-- Opening Marker --
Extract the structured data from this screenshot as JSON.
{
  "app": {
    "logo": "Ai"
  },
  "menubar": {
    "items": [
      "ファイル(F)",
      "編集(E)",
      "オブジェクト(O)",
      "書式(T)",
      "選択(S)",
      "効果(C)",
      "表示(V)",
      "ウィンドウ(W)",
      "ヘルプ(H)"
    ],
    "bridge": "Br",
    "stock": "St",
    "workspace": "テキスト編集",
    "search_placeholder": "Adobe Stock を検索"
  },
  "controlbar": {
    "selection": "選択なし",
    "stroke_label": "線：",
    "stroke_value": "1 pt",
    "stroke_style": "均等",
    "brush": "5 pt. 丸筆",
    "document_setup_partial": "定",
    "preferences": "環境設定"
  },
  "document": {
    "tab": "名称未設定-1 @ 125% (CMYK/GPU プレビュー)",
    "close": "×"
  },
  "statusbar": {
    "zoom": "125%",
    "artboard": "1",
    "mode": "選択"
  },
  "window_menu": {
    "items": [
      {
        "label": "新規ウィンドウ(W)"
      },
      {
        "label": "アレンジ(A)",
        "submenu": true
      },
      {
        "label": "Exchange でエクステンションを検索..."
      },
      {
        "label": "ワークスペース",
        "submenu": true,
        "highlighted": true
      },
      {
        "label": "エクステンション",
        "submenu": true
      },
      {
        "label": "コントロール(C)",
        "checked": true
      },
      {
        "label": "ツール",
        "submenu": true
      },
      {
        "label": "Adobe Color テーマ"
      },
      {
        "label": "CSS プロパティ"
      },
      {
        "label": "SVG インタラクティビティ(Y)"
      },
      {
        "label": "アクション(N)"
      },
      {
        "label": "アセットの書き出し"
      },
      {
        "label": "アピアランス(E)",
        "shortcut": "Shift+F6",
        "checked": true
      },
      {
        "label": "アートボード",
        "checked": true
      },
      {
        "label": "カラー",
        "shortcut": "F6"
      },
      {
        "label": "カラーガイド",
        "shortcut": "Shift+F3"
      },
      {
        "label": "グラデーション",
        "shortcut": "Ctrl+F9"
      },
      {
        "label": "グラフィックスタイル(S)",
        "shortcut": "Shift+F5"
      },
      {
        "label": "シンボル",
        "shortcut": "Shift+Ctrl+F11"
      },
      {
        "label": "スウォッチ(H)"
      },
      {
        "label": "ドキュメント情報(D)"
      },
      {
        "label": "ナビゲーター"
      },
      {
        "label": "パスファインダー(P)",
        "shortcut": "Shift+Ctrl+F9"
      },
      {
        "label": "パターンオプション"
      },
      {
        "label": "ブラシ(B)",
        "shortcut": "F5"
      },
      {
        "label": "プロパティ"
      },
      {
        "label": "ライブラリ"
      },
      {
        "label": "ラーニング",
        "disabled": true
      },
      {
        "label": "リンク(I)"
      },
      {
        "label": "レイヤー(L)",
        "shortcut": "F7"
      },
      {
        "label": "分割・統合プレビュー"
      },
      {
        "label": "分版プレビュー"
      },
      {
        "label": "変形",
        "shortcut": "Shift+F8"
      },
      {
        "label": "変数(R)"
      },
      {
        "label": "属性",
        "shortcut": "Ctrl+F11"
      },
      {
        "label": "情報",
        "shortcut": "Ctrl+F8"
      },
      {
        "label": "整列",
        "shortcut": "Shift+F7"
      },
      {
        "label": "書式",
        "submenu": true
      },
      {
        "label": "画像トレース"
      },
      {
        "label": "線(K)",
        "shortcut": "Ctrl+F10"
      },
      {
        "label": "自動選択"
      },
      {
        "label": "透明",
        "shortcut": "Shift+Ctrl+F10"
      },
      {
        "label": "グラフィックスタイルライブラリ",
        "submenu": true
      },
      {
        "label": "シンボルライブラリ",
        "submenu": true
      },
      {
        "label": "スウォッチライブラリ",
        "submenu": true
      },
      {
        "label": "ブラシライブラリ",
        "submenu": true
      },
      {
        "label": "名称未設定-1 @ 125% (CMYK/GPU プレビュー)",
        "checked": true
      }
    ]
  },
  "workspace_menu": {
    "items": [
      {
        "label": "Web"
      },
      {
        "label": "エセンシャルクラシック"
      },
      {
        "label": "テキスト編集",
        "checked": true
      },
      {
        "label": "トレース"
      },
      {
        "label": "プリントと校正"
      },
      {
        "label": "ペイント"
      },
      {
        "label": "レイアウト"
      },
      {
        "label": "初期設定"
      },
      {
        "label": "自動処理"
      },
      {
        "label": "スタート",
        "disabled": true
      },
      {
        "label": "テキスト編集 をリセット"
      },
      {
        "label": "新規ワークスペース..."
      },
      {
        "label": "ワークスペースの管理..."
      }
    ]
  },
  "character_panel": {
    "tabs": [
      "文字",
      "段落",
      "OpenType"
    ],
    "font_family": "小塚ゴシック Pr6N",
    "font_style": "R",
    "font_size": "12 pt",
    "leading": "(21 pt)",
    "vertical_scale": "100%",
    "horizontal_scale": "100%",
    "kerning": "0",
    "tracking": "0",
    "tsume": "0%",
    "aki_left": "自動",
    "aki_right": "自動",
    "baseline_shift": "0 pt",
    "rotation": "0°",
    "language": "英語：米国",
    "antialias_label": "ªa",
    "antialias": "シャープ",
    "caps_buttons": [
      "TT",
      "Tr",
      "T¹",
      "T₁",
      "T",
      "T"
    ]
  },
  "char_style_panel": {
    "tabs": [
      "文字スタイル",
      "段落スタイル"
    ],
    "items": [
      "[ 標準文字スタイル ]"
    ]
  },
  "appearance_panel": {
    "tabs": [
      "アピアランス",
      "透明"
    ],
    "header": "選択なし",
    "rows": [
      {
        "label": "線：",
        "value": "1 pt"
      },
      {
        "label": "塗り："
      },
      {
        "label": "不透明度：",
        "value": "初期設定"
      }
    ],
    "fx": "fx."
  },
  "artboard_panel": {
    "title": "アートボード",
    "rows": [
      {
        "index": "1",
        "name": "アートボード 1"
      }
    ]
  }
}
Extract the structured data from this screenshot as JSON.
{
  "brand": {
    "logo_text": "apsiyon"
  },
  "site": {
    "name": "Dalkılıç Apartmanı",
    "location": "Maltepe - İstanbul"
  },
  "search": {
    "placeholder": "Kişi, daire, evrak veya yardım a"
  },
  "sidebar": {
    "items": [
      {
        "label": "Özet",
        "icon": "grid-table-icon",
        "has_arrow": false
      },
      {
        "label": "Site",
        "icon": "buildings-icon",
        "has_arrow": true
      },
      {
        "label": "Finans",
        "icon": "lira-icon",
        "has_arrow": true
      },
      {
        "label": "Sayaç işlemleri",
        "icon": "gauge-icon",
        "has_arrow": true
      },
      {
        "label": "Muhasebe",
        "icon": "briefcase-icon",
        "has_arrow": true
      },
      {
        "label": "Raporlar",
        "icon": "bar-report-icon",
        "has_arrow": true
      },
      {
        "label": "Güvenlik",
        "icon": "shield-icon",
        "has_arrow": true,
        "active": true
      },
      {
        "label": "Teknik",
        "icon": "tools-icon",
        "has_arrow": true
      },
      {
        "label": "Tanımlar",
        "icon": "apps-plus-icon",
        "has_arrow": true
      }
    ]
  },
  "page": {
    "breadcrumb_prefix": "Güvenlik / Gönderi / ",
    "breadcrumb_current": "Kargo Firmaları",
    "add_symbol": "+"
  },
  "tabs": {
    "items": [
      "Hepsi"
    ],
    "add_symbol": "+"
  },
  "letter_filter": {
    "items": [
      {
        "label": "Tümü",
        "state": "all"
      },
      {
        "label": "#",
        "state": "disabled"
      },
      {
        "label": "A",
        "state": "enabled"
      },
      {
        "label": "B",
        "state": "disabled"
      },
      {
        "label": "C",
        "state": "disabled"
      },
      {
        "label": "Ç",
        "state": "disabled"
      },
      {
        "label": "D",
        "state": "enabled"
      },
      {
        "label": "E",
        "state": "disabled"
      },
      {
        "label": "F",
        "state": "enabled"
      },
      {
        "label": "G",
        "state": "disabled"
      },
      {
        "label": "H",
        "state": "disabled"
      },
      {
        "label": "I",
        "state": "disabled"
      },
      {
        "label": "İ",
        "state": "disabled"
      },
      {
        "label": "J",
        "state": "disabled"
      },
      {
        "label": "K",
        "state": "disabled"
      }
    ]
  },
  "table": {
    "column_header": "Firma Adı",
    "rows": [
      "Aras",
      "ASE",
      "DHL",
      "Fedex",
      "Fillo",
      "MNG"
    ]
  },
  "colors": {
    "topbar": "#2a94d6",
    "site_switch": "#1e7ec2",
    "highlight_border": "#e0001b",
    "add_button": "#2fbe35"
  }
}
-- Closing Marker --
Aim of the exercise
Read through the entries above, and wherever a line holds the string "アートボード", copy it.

Written solution
        "label": "アートボード",
    "title": "アートボード",
        "name": "アートボード 1"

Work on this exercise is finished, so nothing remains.